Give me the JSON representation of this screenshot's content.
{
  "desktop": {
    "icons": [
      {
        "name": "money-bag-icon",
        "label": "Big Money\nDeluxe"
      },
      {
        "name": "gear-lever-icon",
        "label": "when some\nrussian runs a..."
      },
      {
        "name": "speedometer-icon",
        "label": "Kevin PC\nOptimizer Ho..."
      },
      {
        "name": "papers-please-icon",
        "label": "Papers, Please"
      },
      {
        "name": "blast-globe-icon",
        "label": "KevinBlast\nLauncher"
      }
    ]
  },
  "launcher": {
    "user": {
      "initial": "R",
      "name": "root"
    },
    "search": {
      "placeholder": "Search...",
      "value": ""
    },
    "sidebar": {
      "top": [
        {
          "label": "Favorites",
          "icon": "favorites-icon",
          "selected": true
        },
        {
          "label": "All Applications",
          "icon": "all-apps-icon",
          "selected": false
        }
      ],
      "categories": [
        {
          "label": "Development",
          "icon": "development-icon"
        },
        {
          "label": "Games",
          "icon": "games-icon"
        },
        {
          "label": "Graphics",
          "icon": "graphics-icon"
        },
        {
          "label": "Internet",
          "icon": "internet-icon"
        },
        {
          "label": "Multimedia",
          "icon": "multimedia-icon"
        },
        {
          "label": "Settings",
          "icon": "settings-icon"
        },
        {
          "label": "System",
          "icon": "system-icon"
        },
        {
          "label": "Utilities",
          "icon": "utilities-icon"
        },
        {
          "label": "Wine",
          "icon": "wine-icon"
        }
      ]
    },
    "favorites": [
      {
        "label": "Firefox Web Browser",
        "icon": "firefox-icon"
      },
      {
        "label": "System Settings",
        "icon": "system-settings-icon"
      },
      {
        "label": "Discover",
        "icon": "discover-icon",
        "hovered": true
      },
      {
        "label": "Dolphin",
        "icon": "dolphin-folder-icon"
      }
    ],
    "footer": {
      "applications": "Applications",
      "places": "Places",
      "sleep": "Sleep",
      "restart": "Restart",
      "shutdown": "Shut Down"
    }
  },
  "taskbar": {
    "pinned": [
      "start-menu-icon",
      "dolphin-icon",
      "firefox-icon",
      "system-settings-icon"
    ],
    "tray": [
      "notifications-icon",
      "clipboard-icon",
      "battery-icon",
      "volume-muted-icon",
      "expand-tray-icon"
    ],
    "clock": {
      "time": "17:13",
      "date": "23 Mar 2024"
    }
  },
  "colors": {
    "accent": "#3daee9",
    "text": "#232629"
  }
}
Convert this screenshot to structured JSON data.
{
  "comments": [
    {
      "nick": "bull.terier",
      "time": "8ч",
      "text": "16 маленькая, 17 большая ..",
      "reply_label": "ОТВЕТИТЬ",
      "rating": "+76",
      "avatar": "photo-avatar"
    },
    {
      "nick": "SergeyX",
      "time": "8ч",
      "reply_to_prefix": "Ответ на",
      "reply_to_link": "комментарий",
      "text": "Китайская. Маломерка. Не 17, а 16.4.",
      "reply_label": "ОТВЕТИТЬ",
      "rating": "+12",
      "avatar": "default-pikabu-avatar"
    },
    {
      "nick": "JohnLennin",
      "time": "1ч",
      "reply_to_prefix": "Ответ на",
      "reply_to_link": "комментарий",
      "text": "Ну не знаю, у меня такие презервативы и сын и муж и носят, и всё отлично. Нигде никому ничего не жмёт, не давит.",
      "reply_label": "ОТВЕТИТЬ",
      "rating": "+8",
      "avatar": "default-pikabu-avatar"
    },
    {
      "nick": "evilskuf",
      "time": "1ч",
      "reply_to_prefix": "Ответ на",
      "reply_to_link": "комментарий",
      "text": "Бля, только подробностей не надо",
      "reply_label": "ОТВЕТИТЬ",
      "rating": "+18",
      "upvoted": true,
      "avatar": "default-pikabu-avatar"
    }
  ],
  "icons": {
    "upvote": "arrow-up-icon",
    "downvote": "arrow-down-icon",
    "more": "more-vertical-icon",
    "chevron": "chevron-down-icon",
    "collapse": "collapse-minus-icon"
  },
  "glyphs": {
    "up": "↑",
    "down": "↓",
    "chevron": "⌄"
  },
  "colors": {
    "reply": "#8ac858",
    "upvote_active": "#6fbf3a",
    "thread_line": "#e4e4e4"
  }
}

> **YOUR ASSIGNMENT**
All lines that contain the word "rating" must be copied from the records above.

> **RESPONSE**
      "rating": "+76",
      "rating": "+12",
      "rating": "+8",
      "rating": "+18",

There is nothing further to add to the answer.